The Franklin UK Managers' Focus Fund harnesses the in-house talent of four of Franklin's highly respected British team.
Following its launch in 2006, the fund endured several years of relatively average performance. Fortunately, it has seen somewhat of a renaissance over the past couple of years, boasting excellent returns since mid-2012.
The fund's distinctive name reflects its set-up. It is broadly allocated equally between four of Franklin's fund managers: Colin Morton investing in up to ten larger companies; Paul Spencer contributing up to ten medium-sized companies; Richard Bullas with up to 20 smaller companies; and Ben Russon who will hold up to ten companies of any size, depending on where he sees the best opportunities.
At first glance this may appear an unusual make-up, but the idea is for each fund manager to focus on selecting their best, highest-quality stock ideas from their specialist area of the UK market.
Broadly the fund is evenly split between large, medium and smaller companies. Over the long term the team would expect the small and mid-caps to perform best. Nevertheless, they appreciate these will also produce some of the worst performers given their higher-risk nature. Generally, flows into the fund are evenly distributed among the team, though rebalancing is done if a portion of the fund has performed well or poorly.
Inevitably, with a number of managers forming the line-up, there have been a few changes over time. Stuart Sharp, who previously ran the fund's smaller companies portion, left the firm in June 2012, being replaced by Bullas.
Sharp tended to take higher risks, taking bets which had the potential to succeed, but some would not pay off and could be particularly painful.

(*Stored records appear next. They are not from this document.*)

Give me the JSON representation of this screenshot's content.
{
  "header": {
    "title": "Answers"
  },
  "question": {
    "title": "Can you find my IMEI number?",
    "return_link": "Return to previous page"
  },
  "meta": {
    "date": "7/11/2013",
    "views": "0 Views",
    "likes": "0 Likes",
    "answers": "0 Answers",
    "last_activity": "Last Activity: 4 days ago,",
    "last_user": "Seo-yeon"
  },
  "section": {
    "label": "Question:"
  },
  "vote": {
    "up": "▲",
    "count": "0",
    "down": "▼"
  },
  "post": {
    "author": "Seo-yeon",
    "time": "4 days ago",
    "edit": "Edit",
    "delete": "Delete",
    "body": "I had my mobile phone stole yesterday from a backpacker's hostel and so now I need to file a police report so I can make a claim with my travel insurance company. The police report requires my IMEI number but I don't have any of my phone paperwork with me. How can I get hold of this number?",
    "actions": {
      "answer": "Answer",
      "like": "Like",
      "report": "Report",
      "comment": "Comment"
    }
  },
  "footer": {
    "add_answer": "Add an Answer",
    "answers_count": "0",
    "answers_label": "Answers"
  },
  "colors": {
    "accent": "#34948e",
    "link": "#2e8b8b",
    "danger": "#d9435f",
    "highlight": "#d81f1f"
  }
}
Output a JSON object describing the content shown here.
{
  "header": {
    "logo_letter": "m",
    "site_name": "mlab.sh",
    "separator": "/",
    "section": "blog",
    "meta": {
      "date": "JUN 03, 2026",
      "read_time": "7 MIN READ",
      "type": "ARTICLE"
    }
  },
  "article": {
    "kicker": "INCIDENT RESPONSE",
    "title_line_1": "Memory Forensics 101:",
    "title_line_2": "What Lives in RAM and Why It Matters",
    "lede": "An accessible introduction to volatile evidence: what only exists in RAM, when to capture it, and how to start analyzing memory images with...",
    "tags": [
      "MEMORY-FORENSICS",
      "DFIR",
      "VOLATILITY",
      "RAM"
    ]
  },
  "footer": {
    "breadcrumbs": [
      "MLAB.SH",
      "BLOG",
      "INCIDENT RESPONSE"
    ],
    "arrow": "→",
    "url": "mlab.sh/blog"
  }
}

The fund has an overseer in Mark Hall, the previous manager of the Franklin UK Opportunities Fund (formerly the UK Select Growth Fund). He relinquished this position in June 2013 and effectively took up an analyst and 'oversight' role for the UK Managers' Focus Fund. He also works closely with Bullas on the Franklin UK Smaller Companies Fund and, among other responsibilities, organises company meetings.
This position seems to have suited him much better as he no longer enjoyed the pressures of day-to-day fund management. The team continue to benefit enormously from his experience and he acts as an essential resource.
The fund has enjoyed a great stock-picking year, but Morton, who I recently caught up with, admits they have also had a great tailwind behind them being invested in the right areas of the market – ie being overweight in small and mid-caps.
In particular, they have benefited from companies such as Xaar, Topps Tiles and Ashtead Group. They have also benefited by avoiding some poorer-performing sectors such as utilities, mining, oil and food retailing.
After all, some believe avoiding the losers is more important than trying to pick the winners!
I would perhaps not expect the fund to perform quite as well over the next 12 months or so given the valuations of small and medium-sized companies are now much higher. Many of the opportunities thrown out from the financial crisis have since been rerated; therefore, it will be a tougher job.
That said this is a strong UK team, which is largely unknown. This is mainly because, formerly under the guise of Rensburg and based in Leeds, the group undertook little marketing. Franklin's takeover of Rensburg in 2011 has pushed them further into the limelight.
The fund remains small at only £45m in size; perhaps a result of more average performance a few years ago. That is, in fact, more remarkable than you might think, given the fund fell to merely £8m a couple of years ago.
So, we have a nimble, flexible and concentrated fund, with some highly experienced managers at the helm showcasing their talents, and supported by a strong parent. that's a nice mix, in my book.
Mark Dampier is head of research at Hargreaves Lansdown, the asset manager, financial adviser and stockbroker. For more details about the funds included in this column, visit www.hl.co.uk